> **Problem statement**
Each entry below is to be given again word for word, with no pictures.

Excerpts from an interface dataset:
╔══

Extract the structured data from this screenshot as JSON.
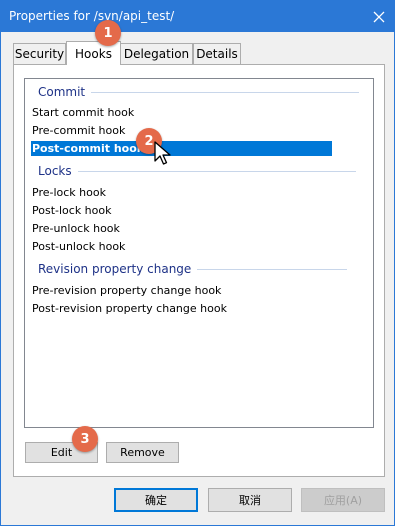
{
  "window": {
    "title": "Properties for /svn/api_test/",
    "close_icon": "close-icon",
    "titlebar_color": "#2b78d6"
  },
  "tabs": [
    {
      "label": "Security",
      "active": false
    },
    {
      "label": "Hooks",
      "active": true
    },
    {
      "label": "Delegation",
      "active": false
    },
    {
      "label": "Details",
      "active": false
    }
  ],
  "hooks": {
    "groups": [
      {
        "header": "Commit",
        "items": [
          "Start commit hook",
          "Pre-commit hook",
          "Post-commit hook"
        ]
      },
      {
        "header": "Locks",
        "items": [
          "Pre-lock hook",
          "Post-lock hook",
          "Pre-unlock hook",
          "Post-unlock hook"
        ]
      },
      {
        "header": "Revision property change",
        "items": [
          "Pre-revision property change hook",
          "Post-revision property change hook"
        ]
      }
    ],
    "selected_item": "Post-commit hook",
    "selection_color": "#0078d7"
  },
  "panel_buttons": {
    "edit_label": "Edit",
    "remove_label": "Remove"
  },
  "dialog_buttons": {
    "ok_label": "确定",
    "cancel_label": "取消",
    "apply_label": "应用(A)"
  },
  "annotations": {
    "badge1": "1",
    "badge2": "2",
    "badge3": "3",
    "badge_color": "#e46a4a"
  }
}
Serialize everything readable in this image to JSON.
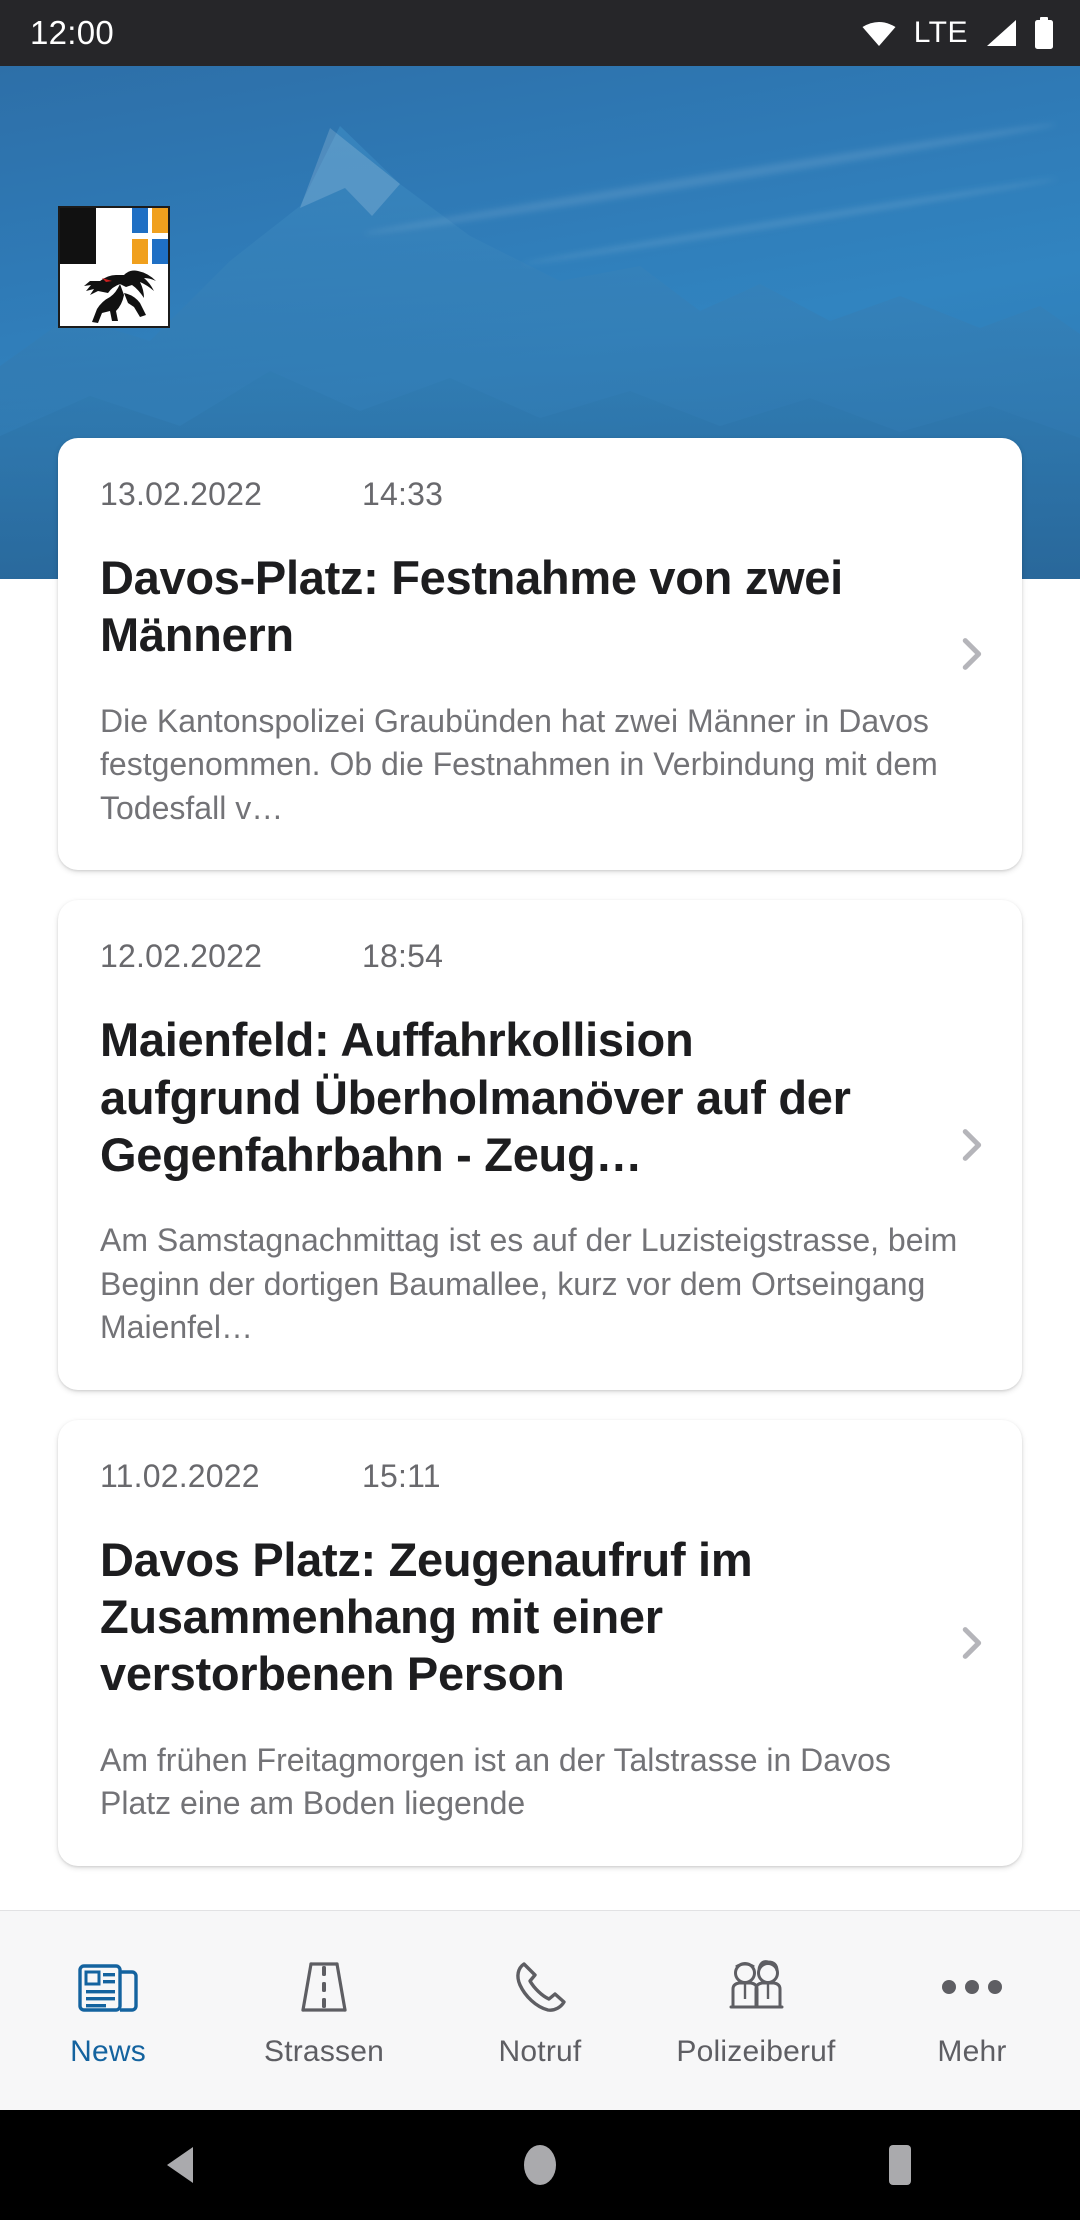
{
  "status_bar": {
    "clock": "12:00",
    "network_label": "LTE",
    "icons": [
      "wifi-icon",
      "signal-icon",
      "battery-icon"
    ]
  },
  "header": {
    "logo_alt": "Kanton Graubünden coat of arms",
    "background": "mountain-photo"
  },
  "colors": {
    "accent": "#14639f",
    "hero_blue": "#2f7ab6",
    "status_bar": "#262629",
    "tabbar_bg": "#f7f7f8",
    "meta_text": "#69696d",
    "body_text": "#737377",
    "title_text": "#1d1d1f",
    "chevron": "#b5b5ba"
  },
  "news": [
    {
      "date": "13.02.2022",
      "time": "14:33",
      "title": "Davos-Platz: Festnahme von zwei Männern",
      "body": "Die Kantonspolizei Graubünden hat zwei Männer in Davos festgenommen. Ob die Festnahmen in Verbindung mit dem Todesfall v…",
      "chevron": "chevron-right-icon"
    },
    {
      "date": "12.02.2022",
      "time": "18:54",
      "title": "Maienfeld: Auffahrkollision aufgrund Überholmanöver auf der Gegenfahrbahn - Zeug…",
      "body": "Am Samstagnachmittag ist es auf der Luzisteigstrasse, beim Beginn der dortigen Baumallee, kurz vor dem Ortseingang Maienfel…",
      "chevron": "chevron-right-icon"
    },
    {
      "date": "11.02.2022",
      "time": "15:11",
      "title": "Davos Platz: Zeugenaufruf im Zusammenhang mit einer verstorbenen Person",
      "body": "Am frühen Freitagmorgen ist an der Talstrasse in Davos Platz eine am Boden liegende",
      "chevron": "chevron-right-icon"
    }
  ],
  "tabbar": {
    "items": [
      {
        "label": "News",
        "icon": "newspaper-icon",
        "active": true
      },
      {
        "label": "Strassen",
        "icon": "road-icon",
        "active": false
      },
      {
        "label": "Notruf",
        "icon": "phone-icon",
        "active": false
      },
      {
        "label": "Polizeiberuf",
        "icon": "people-icon",
        "active": false
      },
      {
        "label": "Mehr",
        "icon": "ellipsis-icon",
        "active": false
      }
    ]
  },
  "android_nav": {
    "buttons": [
      {
        "name": "back-button",
        "icon": "triangle-back-icon"
      },
      {
        "name": "home-button",
        "icon": "circle-home-icon"
      },
      {
        "name": "recents-button",
        "icon": "square-recents-icon"
      }
    ]
  }
}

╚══

> **Expected answer**
Extract the structured data from this screenshot as JSON.
{
  "window": {
    "title": "Properties for /svn/api_test/",
    "close_icon": "close-icon",
    "titlebar_color": "#2b78d6"
  },
  "tabs": [
    {
      "label": "Security",
      "active": false
    },
    {
      "label": "Hooks",
      "active": true
    },
    {
      "label": "Delegation",
      "active": false
    },
    {
      "label": "Details",
      "active": false
    }
  ],
  "hooks": {
    "groups": [
      {
        "header": "Commit",
        "items": [
          "Start commit hook",
          "Pre-commit hook",
          "Post-commit hook"
        ]
      },
      {
        "header": "Locks",
        "items": [
          "Pre-lock hook",
          "Post-lock hook",
          "Pre-unlock hook",
          "Post-unlock hook"
        ]
      },
      {
        "header": "Revision property change",
        "items": [
          "Pre-revision property change hook",
          "Post-revision property change hook"
        ]
      }
    ],
    "selected_item": "Post-commit hook",
    "selection_color": "#0078d7"
  },
  "panel_buttons": {
    "edit_label": "Edit",
    "remove_label": "Remove"
  },
  "dialog_buttons": {
    "ok_label": "确定",
    "cancel_label": "取消",
    "apply_label": "应用(A)"
  },
  "annotations": {
    "badge1": "1",
    "badge2": "2",
    "badge3": "3",
    "badge_color": "#e46a4a"
  }
}
Serialize everything readable in this image to JSON.
{
  "status_bar": {
    "clock": "12:00",
    "network_label": "LTE",
    "icons": [
      "wifi-icon",
      "signal-icon",
      "battery-icon"
    ]
  },
  "header": {
    "logo_alt": "Kanton Graubünden coat of arms",
    "background": "mountain-photo"
  },
  "colors": {
    "accent": "#14639f",
    "hero_blue": "#2f7ab6",
    "status_bar": "#262629",
    "tabbar_bg": "#f7f7f8",
    "meta_text": "#69696d",
    "body_text": "#737377",
    "title_text": "#1d1d1f",
    "chevron": "#b5b5ba"
  },
  "news": [
    {
      "date": "13.02.2022",
      "time": "14:33",
      "title": "Davos-Platz: Festnahme von zwei Männern",
      "body": "Die Kantonspolizei Graubünden hat zwei Männer in Davos festgenommen. Ob die Festnahmen in Verbindung mit dem Todesfall v…",
      "chevron": "chevron-right-icon"
    },
    {
      "date": "12.02.2022",
      "time": "18:54",
      "title": "Maienfeld: Auffahrkollision aufgrund Überholmanöver auf der Gegenfahrbahn - Zeug…",
      "body": "Am Samstagnachmittag ist es auf der Luzisteigstrasse, beim Beginn der dortigen Baumallee, kurz vor dem Ortseingang Maienfel…",
      "chevron": "chevron-right-icon"
    },
    {
      "date": "11.02.2022",
      "time": "15:11",
      "title": "Davos Platz: Zeugenaufruf im Zusammenhang mit einer verstorbenen Person",
      "body": "Am frühen Freitagmorgen ist an der Talstrasse in Davos Platz eine am Boden liegende",
      "chevron": "chevron-right-icon"
    }
  ],
  "tabbar": {
    "items": [
      {
        "label": "News",
        "icon": "newspaper-icon",
        "active": true
      },
      {
        "label": "Strassen",
        "icon": "road-icon",
        "active": false
      },
      {
        "label": "Notruf",
        "icon": "phone-icon",
        "active": false
      },
      {
        "label": "Polizeiberuf",
        "icon": "people-icon",
        "active": false
      },
      {
        "label": "Mehr",
        "icon": "ellipsis-icon",
        "active": false
      }
    ]
  },
  "android_nav": {
    "buttons": [
      {
        "name": "back-button",
        "icon": "triangle-back-icon"
      },
      {
        "name": "home-button",
        "icon": "circle-home-icon"
      },
      {
        "name": "recents-button",
        "icon": "square-recents-icon"
      }
    ]
  }
}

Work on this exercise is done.